[Provided data — start]

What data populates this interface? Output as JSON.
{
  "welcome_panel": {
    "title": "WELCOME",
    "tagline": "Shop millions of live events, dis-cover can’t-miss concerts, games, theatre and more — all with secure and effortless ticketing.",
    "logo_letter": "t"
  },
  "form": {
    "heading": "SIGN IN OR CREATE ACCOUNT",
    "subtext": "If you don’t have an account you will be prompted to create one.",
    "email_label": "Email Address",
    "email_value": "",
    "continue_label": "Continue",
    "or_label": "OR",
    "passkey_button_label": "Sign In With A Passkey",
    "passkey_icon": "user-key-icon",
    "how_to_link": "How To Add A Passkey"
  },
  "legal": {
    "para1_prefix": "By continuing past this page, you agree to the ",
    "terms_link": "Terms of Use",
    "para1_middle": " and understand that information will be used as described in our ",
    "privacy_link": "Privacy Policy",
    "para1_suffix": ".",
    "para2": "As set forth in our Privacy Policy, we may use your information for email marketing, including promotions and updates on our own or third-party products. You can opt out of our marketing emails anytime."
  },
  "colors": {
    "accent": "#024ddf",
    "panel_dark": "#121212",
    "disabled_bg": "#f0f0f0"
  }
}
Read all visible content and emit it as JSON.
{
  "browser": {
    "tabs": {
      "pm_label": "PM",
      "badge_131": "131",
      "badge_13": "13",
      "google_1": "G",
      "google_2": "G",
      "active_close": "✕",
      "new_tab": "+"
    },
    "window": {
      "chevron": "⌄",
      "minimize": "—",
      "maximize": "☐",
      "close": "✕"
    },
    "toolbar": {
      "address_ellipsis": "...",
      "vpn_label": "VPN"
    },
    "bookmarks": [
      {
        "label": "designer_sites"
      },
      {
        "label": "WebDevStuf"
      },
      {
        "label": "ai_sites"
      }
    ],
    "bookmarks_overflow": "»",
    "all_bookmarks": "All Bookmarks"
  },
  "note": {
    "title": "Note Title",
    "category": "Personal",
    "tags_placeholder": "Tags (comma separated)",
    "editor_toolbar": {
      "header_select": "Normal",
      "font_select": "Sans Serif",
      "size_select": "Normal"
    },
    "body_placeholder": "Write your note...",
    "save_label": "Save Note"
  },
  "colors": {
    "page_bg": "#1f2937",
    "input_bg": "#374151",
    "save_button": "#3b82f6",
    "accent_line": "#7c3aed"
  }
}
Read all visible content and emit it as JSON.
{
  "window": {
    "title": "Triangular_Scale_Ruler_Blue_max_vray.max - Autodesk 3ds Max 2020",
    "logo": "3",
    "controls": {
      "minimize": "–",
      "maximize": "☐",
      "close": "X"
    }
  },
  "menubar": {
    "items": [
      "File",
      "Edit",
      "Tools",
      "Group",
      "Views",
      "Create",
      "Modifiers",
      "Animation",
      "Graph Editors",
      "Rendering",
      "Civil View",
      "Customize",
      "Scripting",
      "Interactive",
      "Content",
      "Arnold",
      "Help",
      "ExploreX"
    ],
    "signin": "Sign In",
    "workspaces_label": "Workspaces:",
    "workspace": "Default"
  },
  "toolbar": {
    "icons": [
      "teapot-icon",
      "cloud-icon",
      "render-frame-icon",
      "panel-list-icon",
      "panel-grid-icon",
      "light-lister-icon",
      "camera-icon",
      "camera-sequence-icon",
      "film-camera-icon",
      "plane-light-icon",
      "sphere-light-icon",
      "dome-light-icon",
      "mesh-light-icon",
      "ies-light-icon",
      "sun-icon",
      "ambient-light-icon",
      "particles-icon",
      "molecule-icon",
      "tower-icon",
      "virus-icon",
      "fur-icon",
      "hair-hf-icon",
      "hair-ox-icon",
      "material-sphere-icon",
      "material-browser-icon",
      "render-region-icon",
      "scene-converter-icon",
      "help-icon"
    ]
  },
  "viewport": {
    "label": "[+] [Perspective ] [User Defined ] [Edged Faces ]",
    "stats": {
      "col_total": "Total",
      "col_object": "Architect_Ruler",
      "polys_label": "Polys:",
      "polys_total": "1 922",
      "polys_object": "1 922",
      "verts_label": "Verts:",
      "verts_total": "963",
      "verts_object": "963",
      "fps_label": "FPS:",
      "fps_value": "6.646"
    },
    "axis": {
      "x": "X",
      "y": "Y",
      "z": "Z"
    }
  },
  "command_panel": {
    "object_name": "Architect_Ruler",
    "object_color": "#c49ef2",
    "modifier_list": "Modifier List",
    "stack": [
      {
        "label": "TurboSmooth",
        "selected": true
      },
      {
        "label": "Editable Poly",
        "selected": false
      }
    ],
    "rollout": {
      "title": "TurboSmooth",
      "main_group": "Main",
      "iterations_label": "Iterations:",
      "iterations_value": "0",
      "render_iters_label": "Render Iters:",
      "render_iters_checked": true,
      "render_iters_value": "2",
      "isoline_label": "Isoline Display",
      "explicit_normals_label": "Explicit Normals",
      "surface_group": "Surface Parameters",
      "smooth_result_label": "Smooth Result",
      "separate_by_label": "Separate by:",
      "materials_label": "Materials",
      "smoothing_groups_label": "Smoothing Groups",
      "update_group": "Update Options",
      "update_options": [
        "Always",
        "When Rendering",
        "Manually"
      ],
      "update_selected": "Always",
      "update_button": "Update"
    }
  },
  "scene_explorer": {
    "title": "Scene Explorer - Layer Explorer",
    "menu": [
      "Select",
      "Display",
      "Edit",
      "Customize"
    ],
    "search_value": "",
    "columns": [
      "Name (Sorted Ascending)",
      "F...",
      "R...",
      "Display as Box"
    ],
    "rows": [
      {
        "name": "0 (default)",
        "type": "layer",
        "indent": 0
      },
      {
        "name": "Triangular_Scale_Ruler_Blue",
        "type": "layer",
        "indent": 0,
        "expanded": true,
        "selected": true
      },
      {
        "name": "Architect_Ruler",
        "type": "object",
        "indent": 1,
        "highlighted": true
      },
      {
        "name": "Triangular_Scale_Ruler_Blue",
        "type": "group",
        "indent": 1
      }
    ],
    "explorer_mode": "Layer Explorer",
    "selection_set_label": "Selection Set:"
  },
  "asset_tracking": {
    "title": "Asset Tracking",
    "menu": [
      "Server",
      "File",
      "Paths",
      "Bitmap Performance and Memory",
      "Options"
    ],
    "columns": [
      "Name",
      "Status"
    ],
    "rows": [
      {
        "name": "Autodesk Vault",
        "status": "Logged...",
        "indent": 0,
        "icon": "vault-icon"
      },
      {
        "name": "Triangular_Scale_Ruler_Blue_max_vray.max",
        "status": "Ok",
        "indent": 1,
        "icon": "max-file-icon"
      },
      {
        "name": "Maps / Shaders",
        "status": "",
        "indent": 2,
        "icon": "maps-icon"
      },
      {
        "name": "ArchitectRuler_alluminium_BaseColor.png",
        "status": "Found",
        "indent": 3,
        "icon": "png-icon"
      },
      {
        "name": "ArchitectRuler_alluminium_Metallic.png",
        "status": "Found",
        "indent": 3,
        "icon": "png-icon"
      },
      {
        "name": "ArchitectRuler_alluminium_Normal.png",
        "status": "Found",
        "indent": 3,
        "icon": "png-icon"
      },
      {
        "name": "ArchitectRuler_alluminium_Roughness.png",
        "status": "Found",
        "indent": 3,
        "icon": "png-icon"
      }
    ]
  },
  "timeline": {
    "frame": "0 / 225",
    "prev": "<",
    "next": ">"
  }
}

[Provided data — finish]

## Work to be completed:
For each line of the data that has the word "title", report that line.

## The answer:
    "title": "WELCOME",
    "title": "Note Title",
    "title": "Triangular_Scale_Ruler_Blue_max_vray.max - Autodesk 3ds Max 2020",
      "title": "TurboSmooth",
    "title": "Scene Explorer - Layer Explorer",
    "title": "Asset Tracking",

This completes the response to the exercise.